In today’s blog entry on David Maister’s site, he discusses the issue of consultants as “hired guns”. Is there any way for a large firm to maintain ethical standards, as a firm and as a group of individuals? Whose ethical standards should they uphold? Are individuals who would otherwise be ethical or at least true to their own values, compromised once they work for a larger firm?
I believe that a very good explanations for this phenomenon (larger firms becoming immoral or amoral) is taught in the seminar, “Leading Professional Services Firms, ” in Harvard Business School’s Executive Education program.
Here, the professors espouse three main priniciples for professional services firms:
1)Partnership structure is ideal.
2)Small is beautiful.
3)Organic growth is superior to growth by acquisition.
When a professional services firm strays from these principles, they run the risk of sacrificing the values, culture, code of ethics and requirement to put the client’s interests above theirs that is inherent in being a “professional.” A corporate structure, for example, causes the firm to focus on financial results and meeting shareholder expectations rather than meeting partner expectations within the constraints of the values, expertise and professional code of ethics that the firm agreed on when it came together.
Growing too large or acquiring firms that may be very different in values or culture, even within the partnership model, can also stretch the limits of aligned behavior.

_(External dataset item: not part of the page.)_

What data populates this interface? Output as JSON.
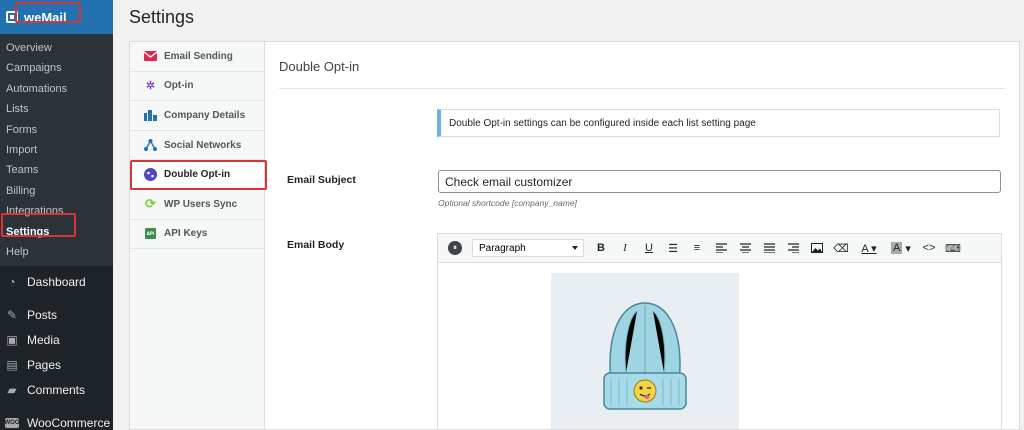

There is an interesting corollary to the “Poor me, I’m a firm that has to prostitute myself in order to make money,” ethical challenge. When a firm strays from the professional services firm principles above, temptations to take advantage of clients and conflict of interest issues can also develop. Unethical activities like the recent T&E overbilling/non-disclosure scandals in the Big 4 are a case in point.